Boxer/MastiffWe adopted our Boxer/Mastiff cross from the EHS in 2009 and than was when I was made totally aware of the stigma against Pitbulls. When we got Brandy she was 13 months old and had already been in and out of 4 other homes. She was a puppy in behavior in a full grown dogs body. When we took her out for walks she would react badly to other dogs, barking, lunging and generally acting like a total nutball to the other dogs. More than one person would say to us "what do you expect from a pitbull". Our automatic response became 'she is not a pitbull she is a boxer/mastiff cross'. We have spent 3 years training Brandy to behave around other dogs. We never put her in any situation where she feels she has to defend herself and we watch her closely when there is another dog in her area. Brandy we have learned simply does not like most other dogs. That is her nature and it is our duty to help her control that nature. As a dog owner you need to know your dog not matter what breed it is.
Keera was an Ontario rescue dog and came to me from a awful background near as anyone can tell.
But she us the most loving,loyal cuddler dog.
She thinks she is a lapdog, but loves to cuddle on the sofa and
Sleep with me. Truck rides and going to work with Dad is what she loves.
Pitbulls are the current favorite demon dogs for the media to sensationalize and put all of this breed in a bad light.

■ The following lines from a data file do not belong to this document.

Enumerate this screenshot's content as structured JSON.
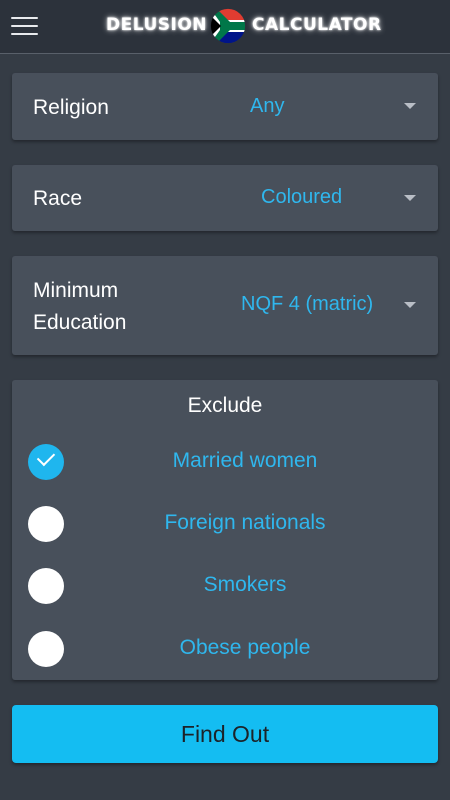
{
  "header": {
    "logo_left": "DELUSION",
    "logo_right": "CALCULATOR",
    "menu_icon": "hamburger-menu-icon",
    "flag_icon": "south-africa-flag-icon"
  },
  "filters": {
    "religion": {
      "label": "Religion",
      "value": "Any"
    },
    "race": {
      "label": "Race",
      "value": "Coloured"
    },
    "education": {
      "label_line1": "Minimum",
      "label_line2": "Education",
      "value": "NQF 4 (matric)"
    }
  },
  "exclude": {
    "title": "Exclude",
    "options": [
      {
        "label": "Married women",
        "checked": true
      },
      {
        "label": "Foreign nationals",
        "checked": false
      },
      {
        "label": "Smokers",
        "checked": false
      },
      {
        "label": "Obese people",
        "checked": false
      }
    ]
  },
  "action": {
    "label": "Find Out"
  },
  "colors": {
    "background": "#353c45",
    "card": "#48505b",
    "accent": "#2fb7ee",
    "button": "#14bdf2"
  }
}
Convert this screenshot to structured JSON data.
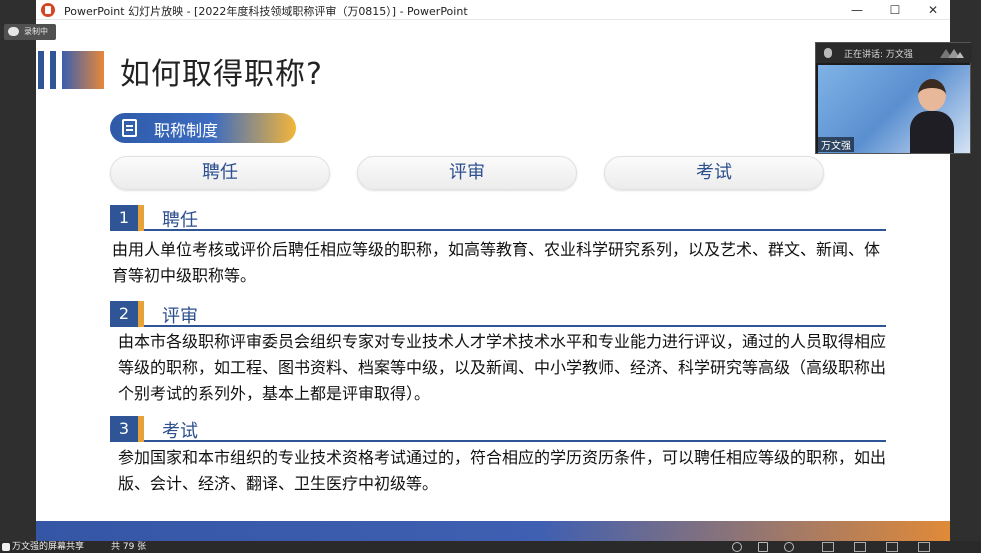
{
  "window": {
    "title": "PowerPoint 幻灯片放映 - [2022年度科技领域职称评审（万0815）] - PowerPoint",
    "minimize_glyph": "—",
    "maximize_glyph": "☐",
    "close_glyph": "✕"
  },
  "recording": {
    "label": "录制中"
  },
  "slide": {
    "title": "如何取得职称?",
    "system_pill": "职称制度",
    "categories": [
      "聘任",
      "评审",
      "考试"
    ],
    "sections": [
      {
        "num": "1",
        "title": "聘任",
        "body": "由用人单位考核或评价后聘任相应等级的职称，如高等教育、农业科学研究系列，以及艺术、群文、新闻、体育等初中级职称等。"
      },
      {
        "num": "2",
        "title": "评审",
        "body": "由本市各级职称评审委员会组织专家对专业技术人才学术技术水平和专业能力进行评议，通过的人员取得相应等级的职称，如工程、图书资料、档案等中级，以及新闻、中小学教师、经济、科学研究等高级（高级职称出个别考试的系列外，基本上都是评审取得）。"
      },
      {
        "num": "3",
        "title": "考试",
        "body": "参加国家和本市组织的专业技术资格考试通过的，符合相应的学历资历条件，可以聘任相应等级的职称，如出版、会计、经济、翻译、卫生医疗中初级等。"
      }
    ],
    "colors": {
      "accent_blue": "#2f5597",
      "accent_orange": "#e8a23a"
    }
  },
  "webcam": {
    "speaking_label": "正在讲话: 万文强",
    "name_tag": "万文强"
  },
  "share_bar": {
    "text": "万文强的屏幕共享",
    "page_count": "共 79 张"
  }
}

I would rather have my Keera girl over any other thing.
She is a part of my family and will be so forever.
Thank youThank you for writing a positive article about Pitbulls. I have my own who I rescued and I am fostering another Pitbull Puppy. There is a stigma with the dog itself and with the owners. I am a successful business owner and my husband is a Computer programmer. I think I was drawn to this breed because of the "Racism" of these dogs. I say this because my husband is black and we have four grown children now and have had our fair share of negative comments and the such. My Lucky is the most amazing dog....if we all educate the public I think this stigma will decrease.
Thank you again,
Fantastic Story \"Standing Up for Pit Bulls\"This is a fantastic story and I can relate. I adopted my wonderful bundle of pit bull in November 2010, when she was just under a year old. She came from a horrible situation, yet is one of the most lovalble dogs I've ever met. So many people are surprised when I tell them that my 65 pound pit bull thinks she's a lap dog and who's favorite pasttime is to lay in my lap with her head on my chest and snooze. I wish that more people could look past the breed and see the dog.
Pitbull LoveThis is a fabulous story!!!!! Thank you!
I have a pit bull myself, his name is Bronson and he's the sweetest, biggest baby ever! I am also constantly telling people - it's okay he's friendly, he just wants to be pet! I am constantly defending the breed as well!!
So again, thank you for such a well written article about such a wonderful breed :)